A globalizing world is upon us, but few schools can afford to approach it with experiential learning. Of course, we already rely on experiential learning to teach music, physics, and foreign languages — but what about globalization? Only a fraction of our students study abroad, and even those programs could benefit from more experiential learning tools.
Can games help? Consider a game just launched by the World Bank Institute, called Urgent Evoke. In less than a month, this alternate reality game has engaged 12,000 players from more than 120 countries in a “ten-week crash course in changing the world.” Sound ambitious? With games, ambition can motivate participation. Every Wednesday, a new mission is posted with three parts: (1) learn, (2) act, and (3) imagine.
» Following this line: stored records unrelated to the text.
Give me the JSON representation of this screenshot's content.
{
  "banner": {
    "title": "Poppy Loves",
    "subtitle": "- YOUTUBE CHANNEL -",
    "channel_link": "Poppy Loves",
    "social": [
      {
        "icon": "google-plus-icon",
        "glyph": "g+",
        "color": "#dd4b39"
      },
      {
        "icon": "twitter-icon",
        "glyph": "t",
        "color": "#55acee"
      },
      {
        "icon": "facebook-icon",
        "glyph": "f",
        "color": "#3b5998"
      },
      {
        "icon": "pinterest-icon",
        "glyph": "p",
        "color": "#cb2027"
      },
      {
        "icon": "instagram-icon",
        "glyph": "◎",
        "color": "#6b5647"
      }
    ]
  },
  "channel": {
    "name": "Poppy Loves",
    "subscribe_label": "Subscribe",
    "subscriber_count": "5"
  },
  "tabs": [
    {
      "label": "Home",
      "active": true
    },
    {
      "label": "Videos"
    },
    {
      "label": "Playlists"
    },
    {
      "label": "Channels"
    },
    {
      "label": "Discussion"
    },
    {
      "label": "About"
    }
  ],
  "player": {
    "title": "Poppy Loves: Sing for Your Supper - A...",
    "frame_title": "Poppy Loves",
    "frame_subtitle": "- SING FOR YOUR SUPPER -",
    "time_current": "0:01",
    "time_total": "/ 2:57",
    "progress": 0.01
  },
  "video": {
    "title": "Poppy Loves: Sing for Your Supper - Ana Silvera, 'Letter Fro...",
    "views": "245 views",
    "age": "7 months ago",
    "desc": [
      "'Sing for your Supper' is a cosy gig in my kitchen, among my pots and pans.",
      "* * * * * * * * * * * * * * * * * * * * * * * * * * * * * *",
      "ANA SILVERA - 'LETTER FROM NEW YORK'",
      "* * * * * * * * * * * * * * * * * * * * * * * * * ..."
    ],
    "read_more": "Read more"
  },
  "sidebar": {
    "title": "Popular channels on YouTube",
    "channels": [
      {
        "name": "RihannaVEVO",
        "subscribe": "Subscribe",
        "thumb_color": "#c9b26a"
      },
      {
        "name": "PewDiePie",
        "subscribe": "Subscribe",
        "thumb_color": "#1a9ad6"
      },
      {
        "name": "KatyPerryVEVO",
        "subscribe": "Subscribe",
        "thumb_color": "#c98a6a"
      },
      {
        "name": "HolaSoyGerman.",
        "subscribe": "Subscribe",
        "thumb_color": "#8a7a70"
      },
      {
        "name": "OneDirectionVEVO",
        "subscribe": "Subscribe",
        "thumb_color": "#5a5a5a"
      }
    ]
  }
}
Some missions are straightforward, while others are wildly creative. Players might use their own camera phones to document how they “increased the food security of one person.” Or they might be challenged to write a blog post identifying their favorite “social innovation strategy” (based on expert reports). Assessment is embedded: players must provide evidence of their learning in multimedia form, effectively a digital portfolio. Learning is structured around knowledge and skills according to 10 objectives, including “entrepreneurship”, “resourcefulness”, and “collaboration.” Leading scores are posted publicly: http://www.urgentevoke.com/page/top-agents.
This game (and I use the term broadly) explicitly overlaps with the real world online, building skills needed for today’s knowledge economy. In the process, players are pushed into conversation with youth around the world, especially in Africa. Might it connect to schools? The designers could easily incorporate textbook examples, or well-studied artifacts. More broadly, such games introduce a new way to structure and motivate learning. We don’t know the impact of Urgent Evoke yet, but given the pressing challenges of globalization, this is one game worth watching.
P.S. — Is the game also whitewashing the World Bank? Some critics have launched a nice parody, calling Urgent Evoke a “crash course in saving capitalism,” and arguing that institutions like the Bank are responsible for some of global poverty’s persistence. Important points. Yet most games lack Evoke’s discursive space, which encourages multimedia commentary across countries. So I see two challenges: one is whether the critics will be heard within the game’s own discourse channels. Second, if the Bank’s game is only one perspective, who will fund alternatives? (See Alan’s post earlier this week calling for a National Public Gaming Initiative). If the learning of Evoke is powerful, do we need comparative gaming to ensure open minds?